=== Work order ===
What you return should be each line of the data containing the string "status".

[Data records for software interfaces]
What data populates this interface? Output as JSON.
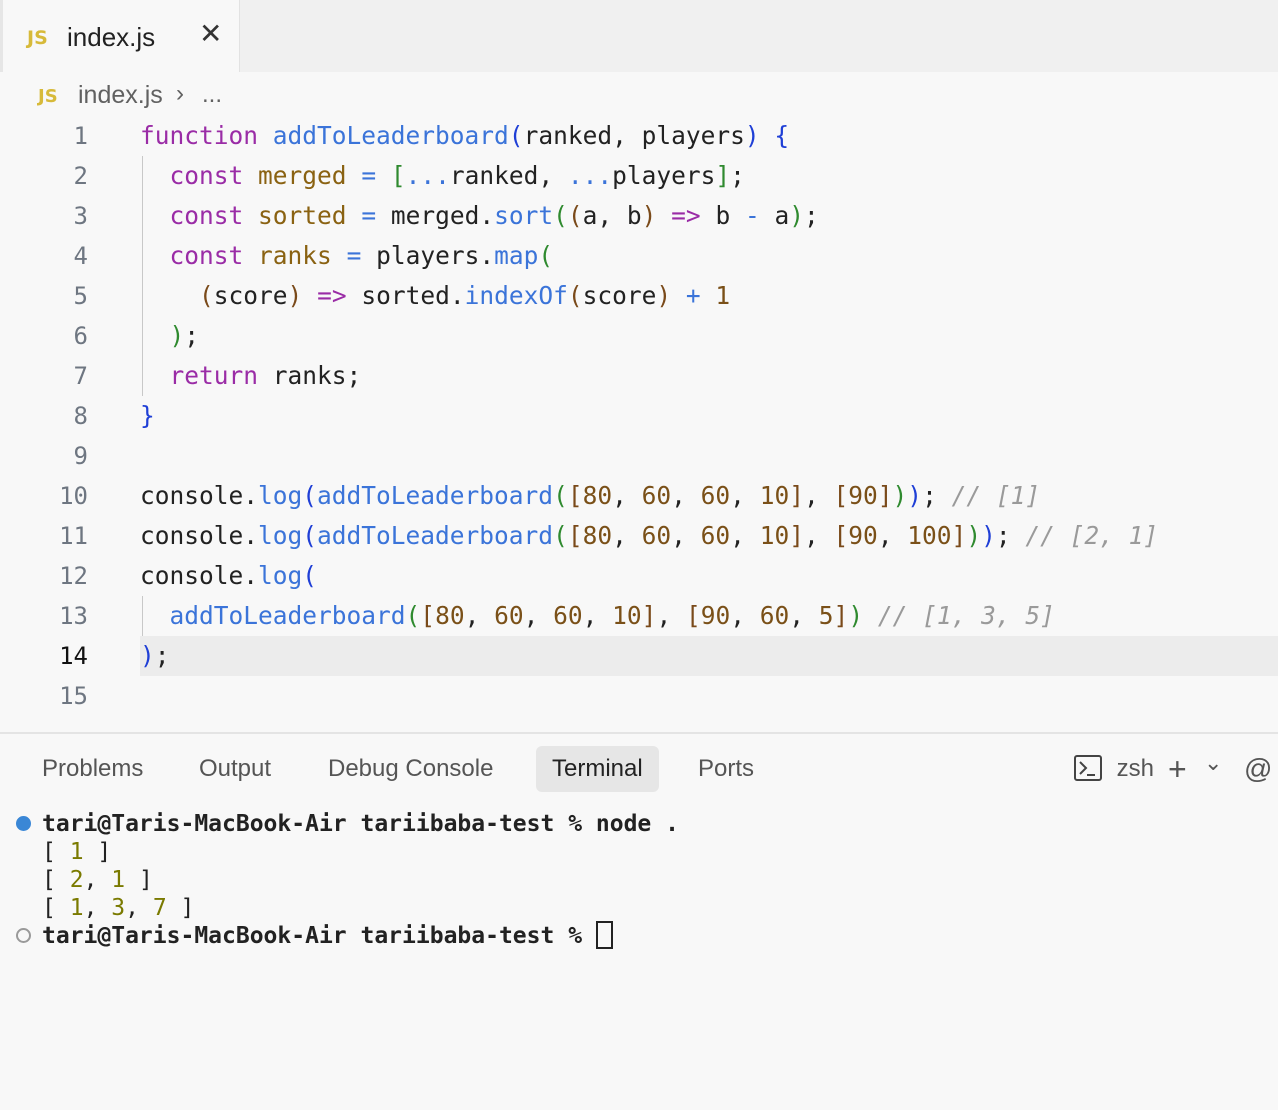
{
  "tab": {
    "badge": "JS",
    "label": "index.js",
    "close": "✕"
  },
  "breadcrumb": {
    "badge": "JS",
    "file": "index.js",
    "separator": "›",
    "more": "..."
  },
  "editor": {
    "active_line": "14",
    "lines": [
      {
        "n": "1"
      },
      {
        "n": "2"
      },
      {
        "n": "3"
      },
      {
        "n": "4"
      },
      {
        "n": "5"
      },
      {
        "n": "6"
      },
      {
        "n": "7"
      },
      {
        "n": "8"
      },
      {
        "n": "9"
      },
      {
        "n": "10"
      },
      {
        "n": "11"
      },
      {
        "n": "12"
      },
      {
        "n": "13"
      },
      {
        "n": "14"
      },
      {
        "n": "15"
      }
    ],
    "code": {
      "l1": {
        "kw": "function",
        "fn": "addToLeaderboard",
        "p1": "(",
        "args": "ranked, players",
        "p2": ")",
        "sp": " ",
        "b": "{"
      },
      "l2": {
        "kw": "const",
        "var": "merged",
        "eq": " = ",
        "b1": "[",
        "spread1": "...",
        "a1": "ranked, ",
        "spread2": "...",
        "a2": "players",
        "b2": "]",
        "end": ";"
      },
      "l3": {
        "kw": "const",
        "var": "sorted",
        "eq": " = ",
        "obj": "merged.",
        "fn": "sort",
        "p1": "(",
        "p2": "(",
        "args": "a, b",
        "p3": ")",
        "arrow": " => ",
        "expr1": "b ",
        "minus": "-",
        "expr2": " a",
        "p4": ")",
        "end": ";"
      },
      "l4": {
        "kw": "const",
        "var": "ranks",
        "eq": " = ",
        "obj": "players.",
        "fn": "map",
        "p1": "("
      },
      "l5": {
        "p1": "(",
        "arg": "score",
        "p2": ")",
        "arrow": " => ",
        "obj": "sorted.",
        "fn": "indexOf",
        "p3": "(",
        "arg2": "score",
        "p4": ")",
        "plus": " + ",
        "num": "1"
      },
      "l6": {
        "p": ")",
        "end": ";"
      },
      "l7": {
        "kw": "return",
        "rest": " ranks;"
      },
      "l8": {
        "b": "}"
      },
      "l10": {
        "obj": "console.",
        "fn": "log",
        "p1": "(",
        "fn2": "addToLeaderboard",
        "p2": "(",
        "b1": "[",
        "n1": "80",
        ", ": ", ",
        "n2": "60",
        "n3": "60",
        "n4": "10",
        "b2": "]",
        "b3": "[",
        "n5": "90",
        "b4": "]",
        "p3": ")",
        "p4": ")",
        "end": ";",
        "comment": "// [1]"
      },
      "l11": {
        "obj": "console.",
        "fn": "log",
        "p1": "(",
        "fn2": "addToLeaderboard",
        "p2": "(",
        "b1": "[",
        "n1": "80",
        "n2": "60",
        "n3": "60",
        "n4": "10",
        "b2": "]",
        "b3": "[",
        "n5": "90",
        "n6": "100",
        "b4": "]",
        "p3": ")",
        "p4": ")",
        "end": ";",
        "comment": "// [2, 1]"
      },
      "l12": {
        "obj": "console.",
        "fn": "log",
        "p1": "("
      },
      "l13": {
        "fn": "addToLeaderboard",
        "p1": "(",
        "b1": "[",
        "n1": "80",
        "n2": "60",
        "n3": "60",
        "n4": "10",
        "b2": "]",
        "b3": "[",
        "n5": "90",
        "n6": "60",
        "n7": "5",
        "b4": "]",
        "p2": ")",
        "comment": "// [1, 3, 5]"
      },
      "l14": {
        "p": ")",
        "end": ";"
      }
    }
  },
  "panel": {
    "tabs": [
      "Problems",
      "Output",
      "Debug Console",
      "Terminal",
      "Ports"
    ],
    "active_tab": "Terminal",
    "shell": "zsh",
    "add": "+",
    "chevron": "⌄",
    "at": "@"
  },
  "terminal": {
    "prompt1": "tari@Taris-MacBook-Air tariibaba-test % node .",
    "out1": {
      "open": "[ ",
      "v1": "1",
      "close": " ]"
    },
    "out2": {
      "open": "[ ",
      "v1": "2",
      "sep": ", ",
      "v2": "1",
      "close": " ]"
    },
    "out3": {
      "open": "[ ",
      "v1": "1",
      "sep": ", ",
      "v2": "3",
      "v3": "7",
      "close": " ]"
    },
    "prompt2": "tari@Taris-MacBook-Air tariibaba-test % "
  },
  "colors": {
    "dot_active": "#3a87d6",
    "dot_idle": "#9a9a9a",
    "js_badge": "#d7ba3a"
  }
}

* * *

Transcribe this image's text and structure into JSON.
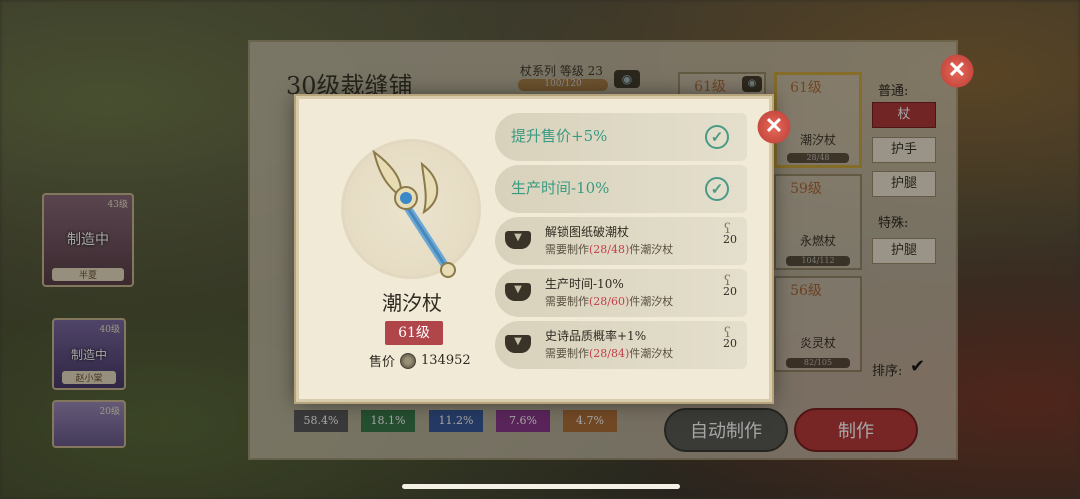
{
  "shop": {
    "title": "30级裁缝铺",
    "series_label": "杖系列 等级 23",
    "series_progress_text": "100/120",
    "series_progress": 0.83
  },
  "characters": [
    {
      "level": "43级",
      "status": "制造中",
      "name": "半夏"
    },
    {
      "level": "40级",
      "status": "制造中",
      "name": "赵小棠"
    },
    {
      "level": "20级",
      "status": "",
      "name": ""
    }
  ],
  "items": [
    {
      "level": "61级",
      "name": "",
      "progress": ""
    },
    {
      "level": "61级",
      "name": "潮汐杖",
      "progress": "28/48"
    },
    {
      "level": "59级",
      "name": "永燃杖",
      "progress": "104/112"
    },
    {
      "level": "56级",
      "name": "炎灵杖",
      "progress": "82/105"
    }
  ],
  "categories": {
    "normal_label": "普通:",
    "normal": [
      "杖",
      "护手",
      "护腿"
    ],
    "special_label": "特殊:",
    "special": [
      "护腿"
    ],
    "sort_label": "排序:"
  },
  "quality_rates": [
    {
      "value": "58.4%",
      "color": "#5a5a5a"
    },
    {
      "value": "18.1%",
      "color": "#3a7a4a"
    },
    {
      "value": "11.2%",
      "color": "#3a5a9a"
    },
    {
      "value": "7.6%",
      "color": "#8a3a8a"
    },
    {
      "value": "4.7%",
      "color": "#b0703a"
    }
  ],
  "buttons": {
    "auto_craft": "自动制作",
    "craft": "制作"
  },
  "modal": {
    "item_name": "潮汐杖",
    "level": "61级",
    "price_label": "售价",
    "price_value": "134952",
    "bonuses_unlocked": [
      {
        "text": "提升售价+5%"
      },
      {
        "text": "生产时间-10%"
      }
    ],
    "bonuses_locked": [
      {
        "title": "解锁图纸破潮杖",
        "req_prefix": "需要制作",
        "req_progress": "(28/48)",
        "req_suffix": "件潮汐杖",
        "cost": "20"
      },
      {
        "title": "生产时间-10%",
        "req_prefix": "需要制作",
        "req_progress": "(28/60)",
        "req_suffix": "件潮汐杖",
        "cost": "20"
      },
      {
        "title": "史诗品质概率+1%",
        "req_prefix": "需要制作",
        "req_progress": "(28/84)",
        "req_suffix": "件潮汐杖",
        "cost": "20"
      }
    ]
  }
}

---

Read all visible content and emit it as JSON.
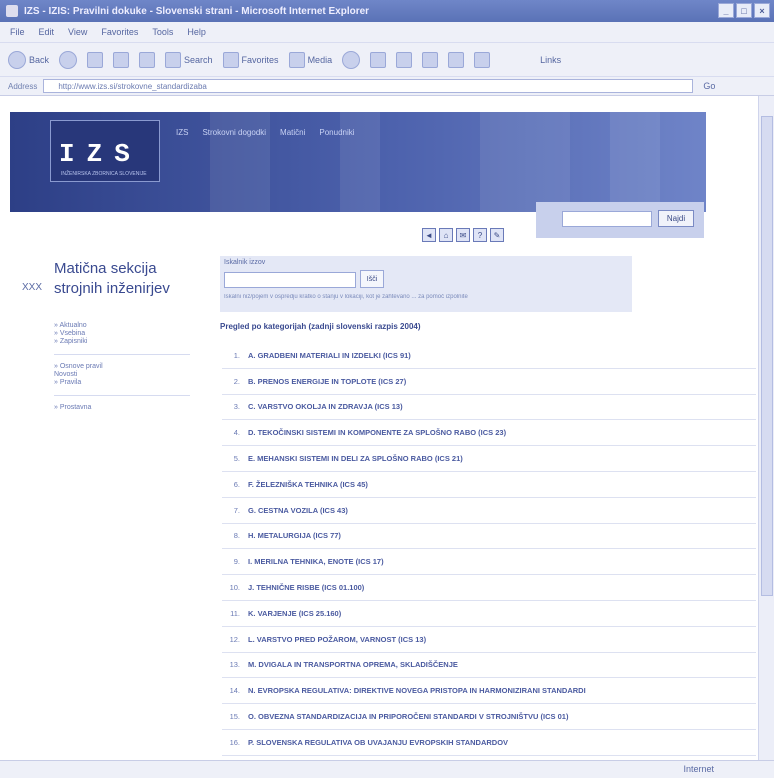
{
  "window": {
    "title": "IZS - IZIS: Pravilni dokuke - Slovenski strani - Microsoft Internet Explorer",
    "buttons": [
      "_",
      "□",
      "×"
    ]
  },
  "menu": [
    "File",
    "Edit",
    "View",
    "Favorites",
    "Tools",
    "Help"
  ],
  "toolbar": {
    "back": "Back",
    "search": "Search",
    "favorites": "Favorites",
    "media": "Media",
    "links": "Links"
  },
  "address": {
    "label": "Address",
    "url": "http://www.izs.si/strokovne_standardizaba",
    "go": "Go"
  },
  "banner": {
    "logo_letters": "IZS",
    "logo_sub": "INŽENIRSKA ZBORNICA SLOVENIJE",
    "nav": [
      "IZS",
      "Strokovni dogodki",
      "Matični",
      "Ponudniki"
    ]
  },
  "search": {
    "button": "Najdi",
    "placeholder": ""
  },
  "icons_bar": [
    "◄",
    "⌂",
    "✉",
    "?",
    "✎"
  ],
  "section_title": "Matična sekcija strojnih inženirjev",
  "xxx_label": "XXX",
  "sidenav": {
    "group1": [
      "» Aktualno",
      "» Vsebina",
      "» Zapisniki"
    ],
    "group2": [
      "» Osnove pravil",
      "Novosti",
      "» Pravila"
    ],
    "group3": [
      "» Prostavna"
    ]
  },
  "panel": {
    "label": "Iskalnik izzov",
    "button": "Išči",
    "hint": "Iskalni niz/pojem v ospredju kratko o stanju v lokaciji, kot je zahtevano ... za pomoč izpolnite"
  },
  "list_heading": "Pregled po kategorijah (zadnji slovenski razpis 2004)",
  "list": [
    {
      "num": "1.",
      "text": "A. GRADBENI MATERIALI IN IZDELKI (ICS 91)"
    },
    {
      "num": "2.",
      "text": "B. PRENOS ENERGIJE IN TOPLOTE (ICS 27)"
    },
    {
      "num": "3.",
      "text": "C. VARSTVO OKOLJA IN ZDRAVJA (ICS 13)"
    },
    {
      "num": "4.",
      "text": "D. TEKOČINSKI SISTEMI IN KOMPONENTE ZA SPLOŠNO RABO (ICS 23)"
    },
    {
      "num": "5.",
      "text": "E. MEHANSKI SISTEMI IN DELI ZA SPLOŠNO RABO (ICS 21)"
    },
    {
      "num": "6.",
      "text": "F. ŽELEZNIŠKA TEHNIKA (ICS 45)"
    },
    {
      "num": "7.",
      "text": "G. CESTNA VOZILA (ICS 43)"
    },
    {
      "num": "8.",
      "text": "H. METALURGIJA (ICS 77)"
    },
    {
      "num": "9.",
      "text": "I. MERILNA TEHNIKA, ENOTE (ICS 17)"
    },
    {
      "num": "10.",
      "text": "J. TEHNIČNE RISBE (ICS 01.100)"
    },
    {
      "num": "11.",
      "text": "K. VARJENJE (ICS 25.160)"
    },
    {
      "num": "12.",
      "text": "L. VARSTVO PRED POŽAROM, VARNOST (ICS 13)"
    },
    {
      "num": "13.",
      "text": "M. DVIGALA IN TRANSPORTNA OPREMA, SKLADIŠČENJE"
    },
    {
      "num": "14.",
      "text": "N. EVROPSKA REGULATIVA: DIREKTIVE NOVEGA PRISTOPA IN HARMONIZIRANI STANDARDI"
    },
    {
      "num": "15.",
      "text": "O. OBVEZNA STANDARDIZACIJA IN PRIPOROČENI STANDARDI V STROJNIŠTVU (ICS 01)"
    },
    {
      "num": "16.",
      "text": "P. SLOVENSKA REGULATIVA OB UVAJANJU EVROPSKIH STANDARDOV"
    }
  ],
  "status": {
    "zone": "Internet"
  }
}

=== Written answer ===
      "status": "制造中",
      "status": "制造中",
      "status": "",
  "status": {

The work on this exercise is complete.